into other trees using the provided function 'f'
val f : ('a -> TreeZipper<'a>)
val treeZip : TreeZipper<'a>
val bindT : (Tree<'a> -> Tree<'a>)
val t : Tree<'a>
val current : Tree<'a>
val path : Path<'a>
Multiple items
type TreeZipperBuilder =
new : unit -> TreeZipperBuilder
member Current : tz:TreeZipper<'a> -> 'a
member Current : tz:TreeZipper<'a> -> 'a
member For : tz:TreeZipper<'T> * f:('T -> TreeZipper<'T>) -> TreeZipper<'T>
member Left : tz:TreeZipper<'a> -> TreeZipper<'a>
member Left : tz:TreeZipper<'a> -> TreeZipper<'a>
member Right : tz:TreeZipper<'a> -> TreeZipper<'a>
member Right : tz:TreeZipper<'a> -> TreeZipper<'a>
member Select : tz:TreeZipper<'a> * f:('a -> 'a) -> TreeZipper<'a>
member Select : tz:TreeZipper<'a> * f:('a -> 'a) -> TreeZipper<'a>
...

Full name: Tree-zipper-query.aspx.TreeZipperBuilder

--------------------
new : unit -> TreeZipperBuilder
val tree : TreeZipperBuilder

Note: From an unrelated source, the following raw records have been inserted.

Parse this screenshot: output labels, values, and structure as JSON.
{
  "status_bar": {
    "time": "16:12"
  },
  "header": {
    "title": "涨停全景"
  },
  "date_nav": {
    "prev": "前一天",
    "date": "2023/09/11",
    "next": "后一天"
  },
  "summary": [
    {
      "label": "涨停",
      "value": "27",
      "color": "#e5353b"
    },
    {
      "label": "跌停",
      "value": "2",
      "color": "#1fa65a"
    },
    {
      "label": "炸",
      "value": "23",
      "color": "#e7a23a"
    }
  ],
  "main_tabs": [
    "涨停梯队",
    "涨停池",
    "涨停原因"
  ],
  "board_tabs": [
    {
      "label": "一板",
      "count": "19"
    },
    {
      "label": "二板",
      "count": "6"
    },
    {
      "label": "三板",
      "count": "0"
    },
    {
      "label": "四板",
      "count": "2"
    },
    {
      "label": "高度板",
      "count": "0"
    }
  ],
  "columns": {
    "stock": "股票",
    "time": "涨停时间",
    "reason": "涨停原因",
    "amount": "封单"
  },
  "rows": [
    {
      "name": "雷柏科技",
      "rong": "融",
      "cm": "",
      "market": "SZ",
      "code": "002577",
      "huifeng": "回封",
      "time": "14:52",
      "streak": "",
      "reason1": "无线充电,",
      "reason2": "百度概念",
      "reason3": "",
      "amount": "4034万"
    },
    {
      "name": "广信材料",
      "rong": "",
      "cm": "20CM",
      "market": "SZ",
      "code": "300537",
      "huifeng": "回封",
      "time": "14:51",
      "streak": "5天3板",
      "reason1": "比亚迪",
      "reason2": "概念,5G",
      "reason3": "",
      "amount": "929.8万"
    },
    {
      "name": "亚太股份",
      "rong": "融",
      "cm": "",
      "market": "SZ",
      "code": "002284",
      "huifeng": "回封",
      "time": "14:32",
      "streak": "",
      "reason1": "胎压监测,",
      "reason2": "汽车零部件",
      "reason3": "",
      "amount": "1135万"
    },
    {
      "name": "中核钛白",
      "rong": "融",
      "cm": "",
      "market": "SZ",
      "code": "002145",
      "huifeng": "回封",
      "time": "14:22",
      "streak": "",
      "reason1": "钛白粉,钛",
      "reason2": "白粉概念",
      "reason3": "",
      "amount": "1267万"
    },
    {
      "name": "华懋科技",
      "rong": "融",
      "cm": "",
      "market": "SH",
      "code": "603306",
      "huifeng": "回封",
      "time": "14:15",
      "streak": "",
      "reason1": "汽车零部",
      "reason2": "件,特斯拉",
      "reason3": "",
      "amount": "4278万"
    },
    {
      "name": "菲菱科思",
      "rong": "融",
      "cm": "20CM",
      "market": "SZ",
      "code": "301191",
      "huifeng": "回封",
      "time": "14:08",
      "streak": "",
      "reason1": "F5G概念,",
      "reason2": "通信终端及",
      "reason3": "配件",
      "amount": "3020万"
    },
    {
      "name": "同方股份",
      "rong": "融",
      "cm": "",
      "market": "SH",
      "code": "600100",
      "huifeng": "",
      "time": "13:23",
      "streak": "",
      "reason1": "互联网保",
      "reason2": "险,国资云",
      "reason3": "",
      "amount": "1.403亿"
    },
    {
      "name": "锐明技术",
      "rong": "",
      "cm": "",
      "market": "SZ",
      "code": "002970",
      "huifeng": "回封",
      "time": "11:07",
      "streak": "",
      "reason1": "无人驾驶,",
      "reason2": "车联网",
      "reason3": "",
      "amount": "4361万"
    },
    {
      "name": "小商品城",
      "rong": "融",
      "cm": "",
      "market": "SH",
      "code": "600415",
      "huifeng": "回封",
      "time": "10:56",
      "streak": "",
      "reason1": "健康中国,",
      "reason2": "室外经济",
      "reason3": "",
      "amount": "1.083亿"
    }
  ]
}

Full name: Tree-zipper-query.aspx.tree

Global instance of the computation builder
Multiple items
type CustomOperationAttribute =
inherit Attribute
new : name:string -> CustomOperationAttribute
member AllowIntoPattern : bool
member IsLikeGroupJoin : bool
member IsLikeJoin : bool
member IsLikeZip : bool
member JoinConditionWord : string
member MaintainsVariableSpace : bool
member MaintainsVariableSpaceUsingBind : bool
member Name : string
...

Full name: Microsoft.FSharp.Core.CustomOperationAttribute

--------------------
new : name:string -> CustomOperationAttribute
val x : TreeZipperBuilder
member TreeZipperBuilder.Left : tz:TreeZipper<'a> -> TreeZipper<'a>

Full name: Tree-zipper-query.aspx.TreeZipperBuilder.Left
member TreeZipperBuilder.Right : tz:TreeZipper<'a> -> TreeZipper<'a>

Full name: Tree-zipper-query.aspx.TreeZipperBuilder.Right
member TreeZipperBuilder.Up : tz:TreeZipper<'a> -> TreeZipper<'a>

Full name: Tree-zipper-query.aspx.TreeZipperBuilder.Up
member TreeZipperBuilder.Top : tz:TreeZipper<'a> -> TreeZipper<'a>

Full name: Tree-zipper-query.aspx.TreeZipperBuilder.Top
member TreeZipperBuilder.Current : tz:TreeZipper<'a> -> 'a

Full name: Tree-zipper-query.aspx.TreeZipperBuilder.Current

Extracts the current value and returns it
member TreeZipperBuilder.Select : tz:TreeZipper<'a> * f:('a -> 'a) -> TreeZipper<'a>

Full name: Tree-zipper-query.aspx.TreeZipperBuilder.Select

Transform the current sub-tree using 'f'
Multiple items
type ProjectionParameterAttribute =
inherit Attribute
new : unit -> ProjectionParameterAttribute

Full name: Microsoft.FSharp.Core.ProjectionParameterAttribute

--------------------
new : unit -> ProjectionParameterAttribute
val f : ('a -> 'a)
custom operation: right

Calls TreeZipperBuilder.Right
custom operation: left

Calls TreeZipperBuilder.Left
custom operation: current

Calls TreeZipperBuilder.Current

Extracts the current value and returns it
custom operation: map ('a)

Calls TreeZipperBuilder.Select

Transform the current sub-tree using 'f'
custom operation: up

Calls TreeZipperBuilder.Up
custom operation: top

Calls TreeZipperBuilder.Top

Published: Wednesday, 19 December 2012, 2:22 PM
Author: Tomas Petricek
Typos: Send me a pull request!